My friend just shook his head at me, smiling. I had never been big on movies—I still am not—and I found that books left you more satisfied than two hours spent staring at a screen. When friends asked me, “Have you watched this?” I would always shake my head.
“You haven’t lived!” they would gasp, and I would laugh. Later, as I would flop onto my bed and immerse myself in my books, I would wonder: How is this, how is being different, not living?
Akata Witch, also published as What Sunny Saw in the Flames, is a fantasy novel by Nnedi Okorafor. It tells the story of Sunny Nwazue, an albino girl of mixed tribal roots living in Nigeria. Sunny is often teased for her pale skin. But when she meets Orlu and Chichi, everything changes. Sunny discovers that she is a “Leopard Person,” someone with magical abilities. Soon, with her new friends, she is training for an impossible task—she must defeat one of the most powerful magicians of her time, “Black Hat” Okotoko.
Magic in Akata Witch is quite different from stories like, say, Harry Potter or King Arthur. Instead of wands or staffs, Leopard People use juju knives. Each juju knife is different, and only one will work for you. With a juju knife, Leopard People slash patterns in the air or the ground, which, after a few words, activate charms. Charms also have quite a lot to do with one’s roots. One must often speak the words of an incantation in one’s first language. You are also placed into groups and societies according to your heritage . . . but what if you’re a mix, a tribal mishmash? What are you?
Sunny struggles with her identity. As an African albino of mixed heritage, she becomes an outcast in society. People call her “akata,” a derogatory word for an African-American—besides her mixed heritage, Sunny lived in the United States for nine years. Sometimes, Sunny wishes she was just like other kids, but as her magical abilities grow, she realizes her individuality is a blessing, not a curse.

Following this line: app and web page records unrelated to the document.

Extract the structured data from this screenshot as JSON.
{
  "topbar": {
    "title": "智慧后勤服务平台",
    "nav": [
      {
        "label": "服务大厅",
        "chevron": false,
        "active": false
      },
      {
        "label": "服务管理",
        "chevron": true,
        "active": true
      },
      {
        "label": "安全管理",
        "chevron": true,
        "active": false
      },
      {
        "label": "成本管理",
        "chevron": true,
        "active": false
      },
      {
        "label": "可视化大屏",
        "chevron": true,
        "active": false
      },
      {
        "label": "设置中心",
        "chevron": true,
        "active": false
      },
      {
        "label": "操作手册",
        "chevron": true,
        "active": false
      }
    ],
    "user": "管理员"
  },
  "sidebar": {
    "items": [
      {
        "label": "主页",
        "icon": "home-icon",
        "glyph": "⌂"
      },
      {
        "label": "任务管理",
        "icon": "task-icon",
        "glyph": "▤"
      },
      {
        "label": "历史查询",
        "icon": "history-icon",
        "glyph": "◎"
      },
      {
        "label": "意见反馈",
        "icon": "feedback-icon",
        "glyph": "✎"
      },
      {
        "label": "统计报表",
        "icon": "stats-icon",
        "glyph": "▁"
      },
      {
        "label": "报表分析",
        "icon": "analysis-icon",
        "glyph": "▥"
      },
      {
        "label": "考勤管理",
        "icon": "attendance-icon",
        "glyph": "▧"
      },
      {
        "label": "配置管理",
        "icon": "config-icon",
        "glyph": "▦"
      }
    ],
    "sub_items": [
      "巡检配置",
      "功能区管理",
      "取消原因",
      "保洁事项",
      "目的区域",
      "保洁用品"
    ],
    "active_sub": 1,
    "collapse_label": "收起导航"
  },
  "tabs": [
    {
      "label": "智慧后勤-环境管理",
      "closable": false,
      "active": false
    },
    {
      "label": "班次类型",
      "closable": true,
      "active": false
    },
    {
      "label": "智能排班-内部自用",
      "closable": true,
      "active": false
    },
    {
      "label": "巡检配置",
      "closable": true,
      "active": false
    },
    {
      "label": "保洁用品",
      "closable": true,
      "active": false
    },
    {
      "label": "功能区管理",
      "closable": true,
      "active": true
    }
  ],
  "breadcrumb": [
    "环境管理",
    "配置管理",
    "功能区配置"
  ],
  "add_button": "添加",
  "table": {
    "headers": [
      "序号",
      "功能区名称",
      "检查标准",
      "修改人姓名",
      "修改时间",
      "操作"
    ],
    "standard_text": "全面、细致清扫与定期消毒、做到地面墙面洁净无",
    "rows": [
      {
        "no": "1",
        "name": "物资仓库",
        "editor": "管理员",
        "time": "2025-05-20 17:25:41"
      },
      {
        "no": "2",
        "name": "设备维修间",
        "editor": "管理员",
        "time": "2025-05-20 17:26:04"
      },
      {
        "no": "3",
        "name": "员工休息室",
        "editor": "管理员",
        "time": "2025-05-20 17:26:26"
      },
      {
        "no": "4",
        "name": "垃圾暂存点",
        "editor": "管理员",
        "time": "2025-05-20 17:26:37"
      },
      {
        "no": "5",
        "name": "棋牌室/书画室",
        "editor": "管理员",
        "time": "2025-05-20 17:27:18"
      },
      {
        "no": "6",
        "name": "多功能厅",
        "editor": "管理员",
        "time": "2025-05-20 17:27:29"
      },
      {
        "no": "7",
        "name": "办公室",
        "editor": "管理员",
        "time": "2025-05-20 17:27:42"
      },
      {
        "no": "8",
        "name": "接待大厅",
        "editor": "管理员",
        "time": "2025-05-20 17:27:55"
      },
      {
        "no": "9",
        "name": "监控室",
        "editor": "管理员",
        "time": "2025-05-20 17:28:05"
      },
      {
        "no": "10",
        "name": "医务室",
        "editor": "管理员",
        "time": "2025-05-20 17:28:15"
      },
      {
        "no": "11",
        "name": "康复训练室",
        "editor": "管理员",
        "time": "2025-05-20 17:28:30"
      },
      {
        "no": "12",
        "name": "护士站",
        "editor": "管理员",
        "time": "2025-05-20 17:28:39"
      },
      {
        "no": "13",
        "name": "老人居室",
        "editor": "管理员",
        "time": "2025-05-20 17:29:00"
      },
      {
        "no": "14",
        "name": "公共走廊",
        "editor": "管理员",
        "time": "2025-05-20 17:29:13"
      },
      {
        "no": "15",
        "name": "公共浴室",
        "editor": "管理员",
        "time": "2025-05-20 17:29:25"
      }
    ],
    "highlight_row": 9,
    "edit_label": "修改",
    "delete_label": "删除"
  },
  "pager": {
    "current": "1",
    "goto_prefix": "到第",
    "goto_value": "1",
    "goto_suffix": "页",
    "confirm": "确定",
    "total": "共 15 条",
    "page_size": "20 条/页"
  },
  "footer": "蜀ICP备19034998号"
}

Akata Witch is a spellbinding book. With its one-of-a-kind magic, Akata Witch illustrates that being different is not “not living”—it’s just another way to live.

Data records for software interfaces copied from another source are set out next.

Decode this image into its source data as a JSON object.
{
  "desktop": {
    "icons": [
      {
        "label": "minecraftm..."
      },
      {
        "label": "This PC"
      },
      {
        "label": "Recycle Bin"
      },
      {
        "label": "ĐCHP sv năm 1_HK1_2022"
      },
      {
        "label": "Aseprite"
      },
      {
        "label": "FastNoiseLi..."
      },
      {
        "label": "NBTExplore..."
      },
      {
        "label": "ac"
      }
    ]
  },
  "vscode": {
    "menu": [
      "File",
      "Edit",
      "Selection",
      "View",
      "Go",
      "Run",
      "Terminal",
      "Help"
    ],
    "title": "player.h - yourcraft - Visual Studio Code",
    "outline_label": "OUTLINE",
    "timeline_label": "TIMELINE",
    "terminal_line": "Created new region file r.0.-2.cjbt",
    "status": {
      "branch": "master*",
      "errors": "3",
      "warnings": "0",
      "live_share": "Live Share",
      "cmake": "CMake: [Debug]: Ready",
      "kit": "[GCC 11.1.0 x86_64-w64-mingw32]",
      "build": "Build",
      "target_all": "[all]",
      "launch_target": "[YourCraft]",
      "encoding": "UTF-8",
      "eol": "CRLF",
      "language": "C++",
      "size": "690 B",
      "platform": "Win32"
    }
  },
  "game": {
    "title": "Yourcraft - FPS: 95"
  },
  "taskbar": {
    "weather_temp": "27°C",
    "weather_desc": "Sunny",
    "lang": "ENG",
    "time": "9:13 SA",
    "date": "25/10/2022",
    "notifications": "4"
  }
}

Middle-school fantasy, ages 11 and up.
You can buy this book here.